The Texas doctor who became famous in 2020 for promoting the use of Hydroxychloroquine [HQC], an anti-malarial drug, as “a cure” for COVID-19 has filed a defamation lawsuit against CNN and CNN anchor, Anderson Cooper in the amount of $100 million.
Dr. Stella Immanuel filed a federal lawsuit on Tuesday claiming that, “in an effort to vilify, demonize and embarrass President [Donald] Trump, Cooper and CNN published a series of statements of fact about Dr. Immanuel that injured her reputation and exposed her to public hatred, contempt, ridicule, and financial injury.”
In the suit, Immanuel says Cooper and CNN “effectively caused the deaths of hundreds of thousands whose lives would have been spared if they had been treated early with HCQ.”
In July 2020, then-President Trump tweeted a video of Immanuel speaking on the steps of the Supreme Court building, where she claimed “You don’t need masks, there is a cure…You don’t need people to be locked down.”

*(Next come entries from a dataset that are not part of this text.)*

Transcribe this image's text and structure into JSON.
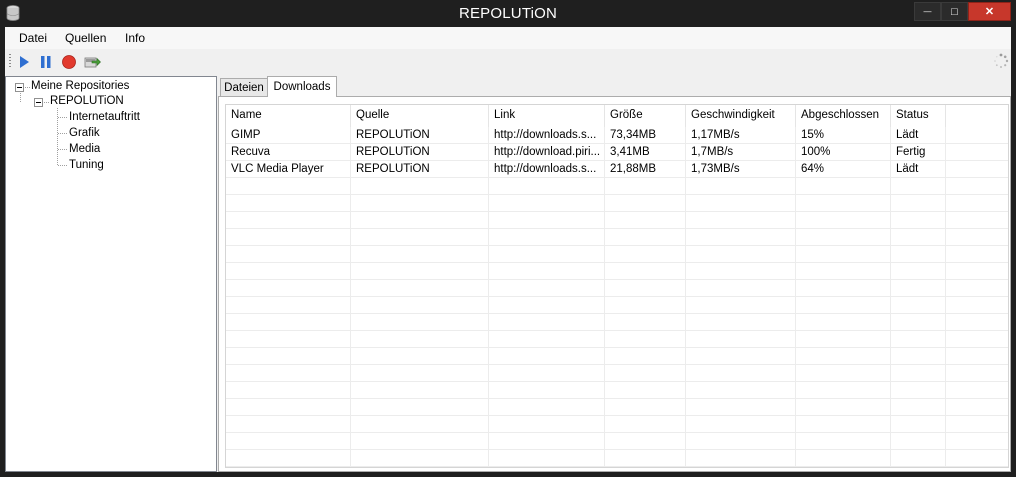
{
  "window": {
    "title": "REPOLUTiON",
    "minimize_glyph": "—",
    "maximize_glyph": "□",
    "close_glyph": "✕"
  },
  "menu": {
    "items": [
      "Datei",
      "Quellen",
      "Info"
    ]
  },
  "toolbar": {
    "buttons": [
      "play-icon",
      "pause-icon",
      "stop-icon",
      "export-icon"
    ],
    "colors": {
      "play": "#2f6fd1",
      "pause": "#2f6fd1",
      "stop": "#e23a2e",
      "export": "#4a9e3a"
    }
  },
  "tree": {
    "root": "Meine Repositories",
    "repo": "REPOLUTiON",
    "children": [
      "Internetauftritt",
      "Grafik",
      "Media",
      "Tuning"
    ]
  },
  "tabs": [
    {
      "label": "Dateien",
      "active": false
    },
    {
      "label": "Downloads",
      "active": true
    }
  ],
  "table": {
    "columns": [
      "Name",
      "Quelle",
      "Link",
      "Größe",
      "Geschwindigkeit",
      "Abgeschlossen",
      "Status"
    ],
    "rows": [
      [
        "GIMP",
        "REPOLUTiON",
        "http://downloads.s...",
        "73,34MB",
        "1,17MB/s",
        "15%",
        "Lädt"
      ],
      [
        "Recuva",
        "REPOLUTiON",
        "http://download.piri...",
        "3,41MB",
        "1,7MB/s",
        "100%",
        "Fertig"
      ],
      [
        "VLC Media Player",
        "REPOLUTiON",
        "http://downloads.s...",
        "21,88MB",
        "1,73MB/s",
        "64%",
        "Lädt"
      ]
    ]
  }
}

In the same filmed event, which Immanuel chronicles in the suit, she said, “All you fake doctors out there that tell me, ‘Yeah. I want a double blinded study.’ I just tell you, quit sounding like a computer, double blinded, double blinded. I don’t know whether your chips are malfunctioning, but I’m a real doctor…we have neurosurgeons, like Sanjay Gupta saying, ‘Yeah, it doesn’t work and it causes heart disease.’ Let me ask you Dr. Sanjay Gupta. Hear me. Have you ever seen a COVID patient?”

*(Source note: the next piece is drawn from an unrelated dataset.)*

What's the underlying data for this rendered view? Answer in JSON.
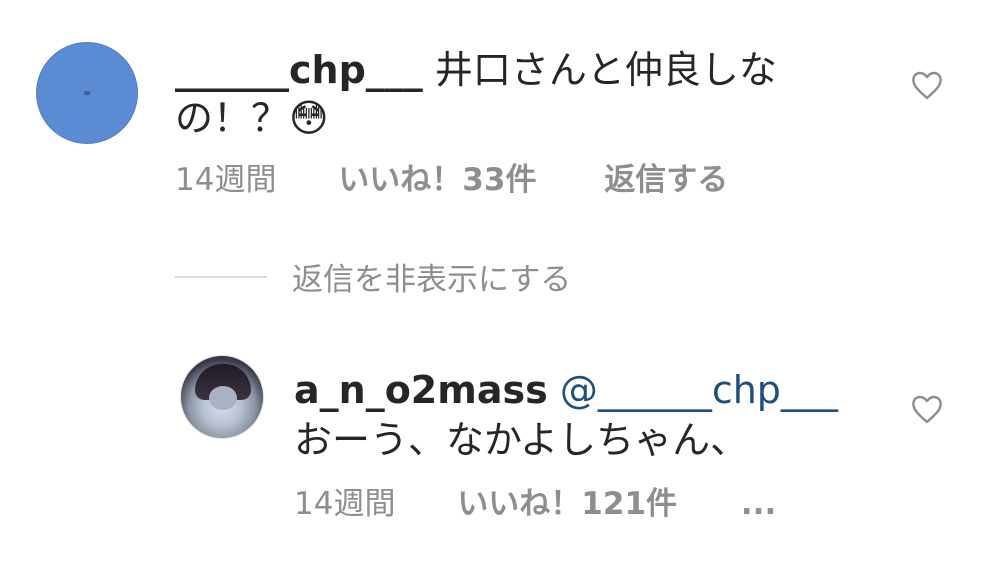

A double-blind study is widely considered in the medical community as the gold standard in proving the efficacy of a treatment. It is one of the only ways to remove physician and patient bias from the testing process, as neither knows if the patient is receiving the real treatment or a placebo.
After the video started to gain traction on social media, Anderson Cooper and CNN began making statements to debunk Immanuel’s claims. One CNN video said Dr. Immanuel was “spreading conspiracy theories on COVID-19” and promoted an “unproven drug, hydroxychloroquine.”
The Mercury News also weighed in:
Further, the lawsuit says, CNN and Cooper “juxtaposed a series of facts relating to Dr. Immanuel’s professional medical experience and opinions and her personal religious beliefs so as to imply a connection and create the impression that she was unfit to perform the duties of a licensed medical doctor.”
The “religious beliefs” included statements Immanuel had made in YouTube videos concerning sex acts with disembodied spirits and the use of “alien DNA” in medical treatments. The suit says CNN misquoted her on those matters, though it doesn’t clarify what she claims to have said.
Many other news outlets also reported on Immanuel’s more fringe beliefs, including the Washington Post, the BBC, the Hill, the Daily Beast and Fox News. They are not named in the suit.
The Immanuel video that Trump and Donald Trump Jr. shared was removed by Twitter, Facebook and YouTube, which said it violated policies on spreading medical misinformation.
Early in the pandemic, the U.S. Food and Drug Administration had allowed limited emergency use of hydroxychloroquine in treating COVID-19, but in June 2020 it revoked that authorization, saying studies determined the drug was “unlikely to be effective in treating COVID-19” and that it presented a risk of “serious cardiac adverse events and other serious side effects.”
In addition to $100 million in compensatory damages, Immanuel’s suit seeks punitive damages to be determined by a jury, court costs and interest.
Many mainstream media outlets and several federal health agencies deserve to be sued for billions in damages from COVID-19 hysteria.
CNN is a great place to start!